In the data below, find each line that contains the word "name" and copy it.

────────

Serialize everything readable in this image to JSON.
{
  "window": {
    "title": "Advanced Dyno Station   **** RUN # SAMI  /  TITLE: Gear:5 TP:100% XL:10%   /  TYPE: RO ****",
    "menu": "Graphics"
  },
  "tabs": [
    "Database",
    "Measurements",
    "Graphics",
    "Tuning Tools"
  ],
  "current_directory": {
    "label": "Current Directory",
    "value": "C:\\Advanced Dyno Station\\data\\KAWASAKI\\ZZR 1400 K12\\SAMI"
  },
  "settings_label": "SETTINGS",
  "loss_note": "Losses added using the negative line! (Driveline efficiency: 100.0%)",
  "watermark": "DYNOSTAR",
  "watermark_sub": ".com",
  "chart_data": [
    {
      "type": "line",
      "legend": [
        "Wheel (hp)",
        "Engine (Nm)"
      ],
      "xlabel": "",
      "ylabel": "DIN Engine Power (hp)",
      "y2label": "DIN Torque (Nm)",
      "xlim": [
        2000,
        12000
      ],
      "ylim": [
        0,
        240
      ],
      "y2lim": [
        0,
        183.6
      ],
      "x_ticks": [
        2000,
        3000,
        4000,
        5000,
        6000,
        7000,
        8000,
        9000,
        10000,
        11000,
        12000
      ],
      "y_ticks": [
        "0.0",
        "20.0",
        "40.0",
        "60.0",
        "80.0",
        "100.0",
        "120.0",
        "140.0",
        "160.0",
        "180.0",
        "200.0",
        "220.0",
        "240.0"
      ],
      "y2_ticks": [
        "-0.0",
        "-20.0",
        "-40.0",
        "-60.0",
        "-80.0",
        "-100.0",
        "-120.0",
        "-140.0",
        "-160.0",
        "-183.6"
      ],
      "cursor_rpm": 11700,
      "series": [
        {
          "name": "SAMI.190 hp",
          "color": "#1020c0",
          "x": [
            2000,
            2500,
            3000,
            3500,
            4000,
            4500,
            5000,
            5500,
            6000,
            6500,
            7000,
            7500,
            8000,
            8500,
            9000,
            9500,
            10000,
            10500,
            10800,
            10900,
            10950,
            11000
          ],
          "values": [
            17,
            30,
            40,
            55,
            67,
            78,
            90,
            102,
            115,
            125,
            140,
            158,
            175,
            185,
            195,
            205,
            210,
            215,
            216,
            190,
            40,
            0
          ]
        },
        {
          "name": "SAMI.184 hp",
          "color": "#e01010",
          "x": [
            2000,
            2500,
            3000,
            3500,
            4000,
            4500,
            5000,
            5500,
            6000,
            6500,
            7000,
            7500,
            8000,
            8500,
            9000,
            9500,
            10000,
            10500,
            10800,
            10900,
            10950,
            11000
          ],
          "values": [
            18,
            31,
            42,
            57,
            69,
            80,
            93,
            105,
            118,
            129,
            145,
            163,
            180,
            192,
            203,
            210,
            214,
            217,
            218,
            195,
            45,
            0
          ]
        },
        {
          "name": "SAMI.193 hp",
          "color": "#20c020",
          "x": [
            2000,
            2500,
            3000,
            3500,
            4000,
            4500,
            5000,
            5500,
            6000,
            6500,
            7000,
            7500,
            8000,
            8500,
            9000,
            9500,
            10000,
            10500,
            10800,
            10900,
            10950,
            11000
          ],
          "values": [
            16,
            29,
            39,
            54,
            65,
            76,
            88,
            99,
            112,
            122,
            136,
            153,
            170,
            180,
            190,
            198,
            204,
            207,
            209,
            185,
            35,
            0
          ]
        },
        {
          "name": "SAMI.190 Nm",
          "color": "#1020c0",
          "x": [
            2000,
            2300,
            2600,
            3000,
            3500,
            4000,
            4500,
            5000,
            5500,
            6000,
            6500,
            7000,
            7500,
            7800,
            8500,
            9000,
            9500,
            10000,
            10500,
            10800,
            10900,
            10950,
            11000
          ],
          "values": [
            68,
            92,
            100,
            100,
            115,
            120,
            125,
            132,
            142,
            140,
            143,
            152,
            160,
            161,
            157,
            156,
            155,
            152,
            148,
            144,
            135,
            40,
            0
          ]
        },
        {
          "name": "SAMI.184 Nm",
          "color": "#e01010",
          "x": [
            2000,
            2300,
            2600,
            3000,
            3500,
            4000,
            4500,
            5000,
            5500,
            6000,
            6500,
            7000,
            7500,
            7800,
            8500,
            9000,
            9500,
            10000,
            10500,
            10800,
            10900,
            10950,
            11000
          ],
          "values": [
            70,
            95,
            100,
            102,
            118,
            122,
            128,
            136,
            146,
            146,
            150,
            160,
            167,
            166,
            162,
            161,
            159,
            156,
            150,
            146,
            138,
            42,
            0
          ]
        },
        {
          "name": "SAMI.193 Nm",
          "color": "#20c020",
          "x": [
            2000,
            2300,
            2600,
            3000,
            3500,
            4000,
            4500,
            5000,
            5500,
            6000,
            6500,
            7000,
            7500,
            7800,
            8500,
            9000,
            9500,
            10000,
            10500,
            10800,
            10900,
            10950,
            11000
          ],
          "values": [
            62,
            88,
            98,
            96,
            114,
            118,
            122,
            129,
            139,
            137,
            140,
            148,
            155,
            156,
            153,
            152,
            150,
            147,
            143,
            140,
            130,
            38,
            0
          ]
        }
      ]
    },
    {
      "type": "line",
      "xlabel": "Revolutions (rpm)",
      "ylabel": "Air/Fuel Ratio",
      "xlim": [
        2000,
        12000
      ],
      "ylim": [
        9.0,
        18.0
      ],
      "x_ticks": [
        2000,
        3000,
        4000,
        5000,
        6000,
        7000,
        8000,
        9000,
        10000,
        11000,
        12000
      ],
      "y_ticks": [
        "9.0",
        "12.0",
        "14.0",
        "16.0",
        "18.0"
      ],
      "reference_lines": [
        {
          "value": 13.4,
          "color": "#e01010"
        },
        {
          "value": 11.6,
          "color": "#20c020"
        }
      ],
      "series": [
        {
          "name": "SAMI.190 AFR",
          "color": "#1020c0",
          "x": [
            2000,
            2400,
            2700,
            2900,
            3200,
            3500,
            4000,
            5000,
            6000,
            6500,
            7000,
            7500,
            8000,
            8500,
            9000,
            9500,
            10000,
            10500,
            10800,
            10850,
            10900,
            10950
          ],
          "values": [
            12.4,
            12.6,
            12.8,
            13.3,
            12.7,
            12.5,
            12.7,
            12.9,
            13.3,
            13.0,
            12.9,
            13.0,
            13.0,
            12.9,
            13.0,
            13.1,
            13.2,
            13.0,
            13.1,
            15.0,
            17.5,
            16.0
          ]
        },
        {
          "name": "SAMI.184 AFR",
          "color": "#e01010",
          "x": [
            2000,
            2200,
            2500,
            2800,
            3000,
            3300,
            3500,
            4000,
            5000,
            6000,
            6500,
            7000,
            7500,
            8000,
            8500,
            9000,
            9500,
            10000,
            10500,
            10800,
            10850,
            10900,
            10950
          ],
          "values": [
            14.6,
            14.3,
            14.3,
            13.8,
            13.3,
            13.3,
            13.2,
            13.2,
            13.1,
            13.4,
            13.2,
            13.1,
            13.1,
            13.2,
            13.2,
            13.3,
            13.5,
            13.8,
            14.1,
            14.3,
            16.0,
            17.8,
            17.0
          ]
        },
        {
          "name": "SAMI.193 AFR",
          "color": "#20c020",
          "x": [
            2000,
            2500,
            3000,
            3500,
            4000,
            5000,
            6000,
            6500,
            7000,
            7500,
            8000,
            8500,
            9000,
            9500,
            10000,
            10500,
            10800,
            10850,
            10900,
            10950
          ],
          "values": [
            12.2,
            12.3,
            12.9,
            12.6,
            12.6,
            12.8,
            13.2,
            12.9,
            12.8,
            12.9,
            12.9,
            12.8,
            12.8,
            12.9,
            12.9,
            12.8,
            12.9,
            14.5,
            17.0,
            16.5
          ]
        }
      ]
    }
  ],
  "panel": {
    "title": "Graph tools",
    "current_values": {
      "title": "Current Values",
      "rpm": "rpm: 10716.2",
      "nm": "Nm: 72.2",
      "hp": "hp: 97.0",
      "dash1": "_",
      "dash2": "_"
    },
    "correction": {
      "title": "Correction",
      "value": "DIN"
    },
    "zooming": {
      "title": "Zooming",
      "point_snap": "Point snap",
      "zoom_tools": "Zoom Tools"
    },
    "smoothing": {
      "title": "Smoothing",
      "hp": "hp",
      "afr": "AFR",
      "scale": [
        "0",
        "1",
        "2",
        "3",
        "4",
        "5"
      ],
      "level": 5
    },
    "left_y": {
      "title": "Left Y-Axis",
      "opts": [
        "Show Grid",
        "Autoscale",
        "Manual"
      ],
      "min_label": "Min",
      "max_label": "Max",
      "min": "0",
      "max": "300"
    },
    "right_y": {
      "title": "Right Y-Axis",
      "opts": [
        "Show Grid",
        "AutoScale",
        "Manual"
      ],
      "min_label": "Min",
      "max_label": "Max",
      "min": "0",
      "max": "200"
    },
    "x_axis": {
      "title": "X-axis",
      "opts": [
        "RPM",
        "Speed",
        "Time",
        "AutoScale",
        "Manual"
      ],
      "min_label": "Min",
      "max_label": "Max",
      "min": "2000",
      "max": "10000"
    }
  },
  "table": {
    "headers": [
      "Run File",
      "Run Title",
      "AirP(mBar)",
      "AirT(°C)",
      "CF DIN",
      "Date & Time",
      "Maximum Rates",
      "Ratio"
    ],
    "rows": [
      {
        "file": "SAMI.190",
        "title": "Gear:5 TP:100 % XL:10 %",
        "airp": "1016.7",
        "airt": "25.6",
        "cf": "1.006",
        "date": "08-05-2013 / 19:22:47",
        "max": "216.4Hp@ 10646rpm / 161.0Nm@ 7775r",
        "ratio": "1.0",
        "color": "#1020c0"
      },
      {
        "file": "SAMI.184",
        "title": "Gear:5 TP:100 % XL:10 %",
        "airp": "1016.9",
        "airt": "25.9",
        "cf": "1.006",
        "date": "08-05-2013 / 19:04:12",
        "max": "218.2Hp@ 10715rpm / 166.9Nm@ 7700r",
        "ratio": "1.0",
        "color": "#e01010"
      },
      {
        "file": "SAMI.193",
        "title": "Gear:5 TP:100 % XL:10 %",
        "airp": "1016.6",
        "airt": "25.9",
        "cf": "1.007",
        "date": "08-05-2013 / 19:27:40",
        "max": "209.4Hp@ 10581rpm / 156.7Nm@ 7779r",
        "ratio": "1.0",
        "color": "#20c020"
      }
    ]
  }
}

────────

- RESPONSE:
          "name": "SAMI.190 hp",
          "name": "SAMI.184 hp",
          "name": "SAMI.193 hp",
          "name": "SAMI.190 Nm",
          "name": "SAMI.184 Nm",
          "name": "SAMI.193 Nm",
          "name": "SAMI.190 AFR",
          "name": "SAMI.184 AFR",
          "name": "SAMI.193 AFR",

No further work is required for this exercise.